I would not have been thankful.

For many years I pretended to be thankful on Thanksgiving. I sat at our festive dining room table set with sterling silver, ironed cloth napkins and my great grandmother’s floral china heaped with delicious food and I pretended. I spoke the traditional words of gratitude which easily flowed out to those around me like melted butter basted over the browning turkey. I expressed aloud the words that were expected of me and tried to believe that what I said meant something. As I stared out across the table into the candlelit faces of the people I hold most dear to me, I tried to believe that my words of thankfulness were true and heartfelt.

But they weren’t true and they certainly didn’t come from my heart. They were lies—because there was no honest feeling behind them. Over the years I had learned to shut down emotionally and hadn’t allowed myself to feel joy or gratitude anymore. Even with a lavish Thanksgiving bounty laid out in front of me, I couldn’t shake the buzzing sense of dissatisfaction that lingered in my head like a thick, despairing aura. What I had just wasn’t enough.

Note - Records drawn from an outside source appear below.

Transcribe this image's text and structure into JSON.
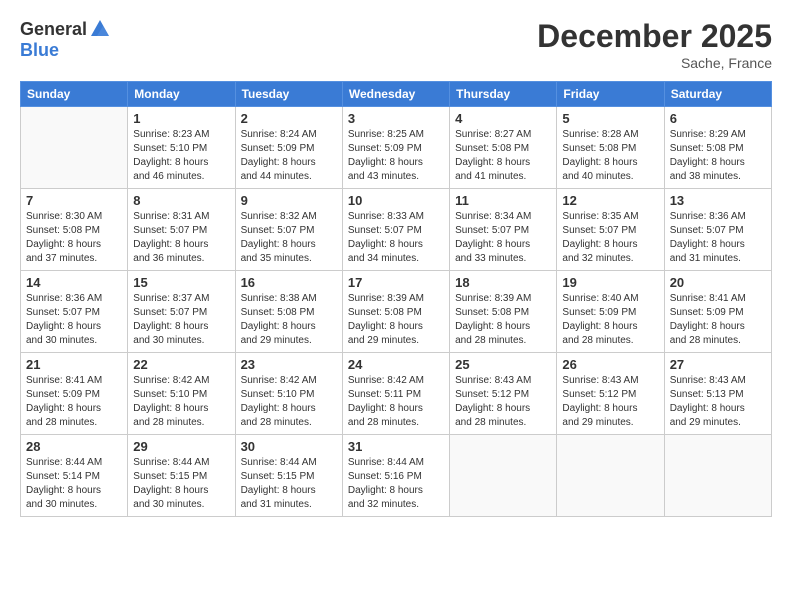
{
  "header": {
    "logo_general": "General",
    "logo_blue": "Blue",
    "month_title": "December 2025",
    "location": "Sache, France"
  },
  "days_of_week": [
    "Sunday",
    "Monday",
    "Tuesday",
    "Wednesday",
    "Thursday",
    "Friday",
    "Saturday"
  ],
  "weeks": [
    [
      {
        "day": "",
        "info": ""
      },
      {
        "day": "1",
        "info": "Sunrise: 8:23 AM\nSunset: 5:10 PM\nDaylight: 8 hours\nand 46 minutes."
      },
      {
        "day": "2",
        "info": "Sunrise: 8:24 AM\nSunset: 5:09 PM\nDaylight: 8 hours\nand 44 minutes."
      },
      {
        "day": "3",
        "info": "Sunrise: 8:25 AM\nSunset: 5:09 PM\nDaylight: 8 hours\nand 43 minutes."
      },
      {
        "day": "4",
        "info": "Sunrise: 8:27 AM\nSunset: 5:08 PM\nDaylight: 8 hours\nand 41 minutes."
      },
      {
        "day": "5",
        "info": "Sunrise: 8:28 AM\nSunset: 5:08 PM\nDaylight: 8 hours\nand 40 minutes."
      },
      {
        "day": "6",
        "info": "Sunrise: 8:29 AM\nSunset: 5:08 PM\nDaylight: 8 hours\nand 38 minutes."
      }
    ],
    [
      {
        "day": "7",
        "info": "Sunrise: 8:30 AM\nSunset: 5:08 PM\nDaylight: 8 hours\nand 37 minutes."
      },
      {
        "day": "8",
        "info": "Sunrise: 8:31 AM\nSunset: 5:07 PM\nDaylight: 8 hours\nand 36 minutes."
      },
      {
        "day": "9",
        "info": "Sunrise: 8:32 AM\nSunset: 5:07 PM\nDaylight: 8 hours\nand 35 minutes."
      },
      {
        "day": "10",
        "info": "Sunrise: 8:33 AM\nSunset: 5:07 PM\nDaylight: 8 hours\nand 34 minutes."
      },
      {
        "day": "11",
        "info": "Sunrise: 8:34 AM\nSunset: 5:07 PM\nDaylight: 8 hours\nand 33 minutes."
      },
      {
        "day": "12",
        "info": "Sunrise: 8:35 AM\nSunset: 5:07 PM\nDaylight: 8 hours\nand 32 minutes."
      },
      {
        "day": "13",
        "info": "Sunrise: 8:36 AM\nSunset: 5:07 PM\nDaylight: 8 hours\nand 31 minutes."
      }
    ],
    [
      {
        "day": "14",
        "info": "Sunrise: 8:36 AM\nSunset: 5:07 PM\nDaylight: 8 hours\nand 30 minutes."
      },
      {
        "day": "15",
        "info": "Sunrise: 8:37 AM\nSunset: 5:07 PM\nDaylight: 8 hours\nand 30 minutes."
      },
      {
        "day": "16",
        "info": "Sunrise: 8:38 AM\nSunset: 5:08 PM\nDaylight: 8 hours\nand 29 minutes."
      },
      {
        "day": "17",
        "info": "Sunrise: 8:39 AM\nSunset: 5:08 PM\nDaylight: 8 hours\nand 29 minutes."
      },
      {
        "day": "18",
        "info": "Sunrise: 8:39 AM\nSunset: 5:08 PM\nDaylight: 8 hours\nand 28 minutes."
      },
      {
        "day": "19",
        "info": "Sunrise: 8:40 AM\nSunset: 5:09 PM\nDaylight: 8 hours\nand 28 minutes."
      },
      {
        "day": "20",
        "info": "Sunrise: 8:41 AM\nSunset: 5:09 PM\nDaylight: 8 hours\nand 28 minutes."
      }
    ],
    [
      {
        "day": "21",
        "info": "Sunrise: 8:41 AM\nSunset: 5:09 PM\nDaylight: 8 hours\nand 28 minutes."
      },
      {
        "day": "22",
        "info": "Sunrise: 8:42 AM\nSunset: 5:10 PM\nDaylight: 8 hours\nand 28 minutes."
      },
      {
        "day": "23",
        "info": "Sunrise: 8:42 AM\nSunset: 5:10 PM\nDaylight: 8 hours\nand 28 minutes."
      },
      {
        "day": "24",
        "info": "Sunrise: 8:42 AM\nSunset: 5:11 PM\nDaylight: 8 hours\nand 28 minutes."
      },
      {
        "day": "25",
        "info": "Sunrise: 8:43 AM\nSunset: 5:12 PM\nDaylight: 8 hours\nand 28 minutes."
      },
      {
        "day": "26",
        "info": "Sunrise: 8:43 AM\nSunset: 5:12 PM\nDaylight: 8 hours\nand 29 minutes."
      },
      {
        "day": "27",
        "info": "Sunrise: 8:43 AM\nSunset: 5:13 PM\nDaylight: 8 hours\nand 29 minutes."
      }
    ],
    [
      {
        "day": "28",
        "info": "Sunrise: 8:44 AM\nSunset: 5:14 PM\nDaylight: 8 hours\nand 30 minutes."
      },
      {
        "day": "29",
        "info": "Sunrise: 8:44 AM\nSunset: 5:15 PM\nDaylight: 8 hours\nand 30 minutes."
      },
      {
        "day": "30",
        "info": "Sunrise: 8:44 AM\nSunset: 5:15 PM\nDaylight: 8 hours\nand 31 minutes."
      },
      {
        "day": "31",
        "info": "Sunrise: 8:44 AM\nSunset: 5:16 PM\nDaylight: 8 hours\nand 32 minutes."
      },
      {
        "day": "",
        "info": ""
      },
      {
        "day": "",
        "info": ""
      },
      {
        "day": "",
        "info": ""
      }
    ]
  ]
}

Then four years ago everything changed. I’ve written about this pivotal change many times in my blogs but I felt that in light of tomorrow’s celebration, I need to talk about it again.

I was lucky enough to be given a gift by my youngest child: her diagnosis of cancer. It was a gift many would consider a curse; something so horrendous and evil that no good could possibly ever come from it.  I watched Isa suffer so much during those two years of chemotherapy and I suffered along with her, never imagining how this experience would turn into something so miraculous.

But I’m on the other side now and I can see the wonder of my transformation. I look back on those first days in the hospital and remember that within one day of Isa’s diagnosis, the change in my life became apparent. The darkness that had consumed me started to dissipate like a blindfold had been gently untied from my eyes. The ensuing gratitude I felt toward all of those who helped me and my family began to seep in and metastasize into something lovely and tremendous in my heart.

Through the pain and fear I began to feel again. I began to feel real thankfulness.

Tomorrow is Thanksgiving and I will be sitting at the same dining room table, eating off the same china plates, staring into the same faces of my family as we gather to share our traditional meal together. I will speak the same words of gratitude that I have in the past, but this time, everything is different. My words of thankfulness will be earnest and genuine and heartfelt.

I won’t have to pretend anymore.

 

I am grateful for all of you and I wish you all a joyful Thanksgiving filled with love and gratitude!